> **What you will do**
Report back every line from the entries below in which the word "value" occurs.

-- Data provided follows --

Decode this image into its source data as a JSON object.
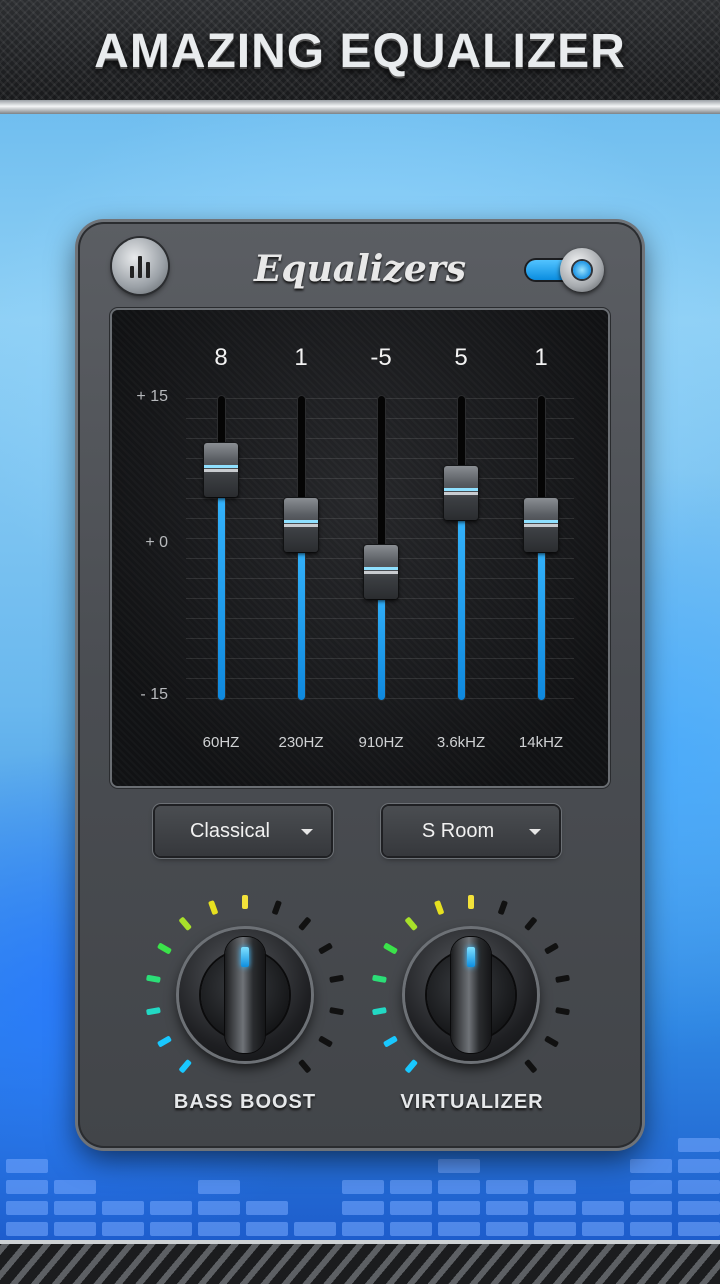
{
  "banner": {
    "title": "AMAZING EQUALIZER"
  },
  "header": {
    "title": "Equalizers",
    "power_on": true
  },
  "eq": {
    "scale": {
      "top": "+ 15",
      "middle": "+ 0",
      "bottom": "- 15",
      "min": -15,
      "max": 15
    },
    "bands": [
      {
        "value": "8",
        "freq": "60HZ"
      },
      {
        "value": "1",
        "freq": "230HZ"
      },
      {
        "value": "-5",
        "freq": "910HZ"
      },
      {
        "value": "5",
        "freq": "3.6kHZ"
      },
      {
        "value": "1",
        "freq": "14kHZ"
      }
    ]
  },
  "preset": {
    "selected": "Classical"
  },
  "reverb": {
    "selected": "S Room"
  },
  "knobs": {
    "bass_boost": {
      "label": "BASS BOOST"
    },
    "virtualizer": {
      "label": "VIRTUALIZER"
    }
  },
  "colors": {
    "accent": "#1ea6f5",
    "panel": "#4d5055",
    "screen": "#151618"
  },
  "icons": {
    "menu": "equalizer-bars-icon",
    "power": "toggle-switch-icon",
    "dropdown": "caret-down-icon"
  }
}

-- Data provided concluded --

> **Response**
        "value": "8",
        "value": "1",
        "value": "-5",
        "value": "5",
        "value": "1",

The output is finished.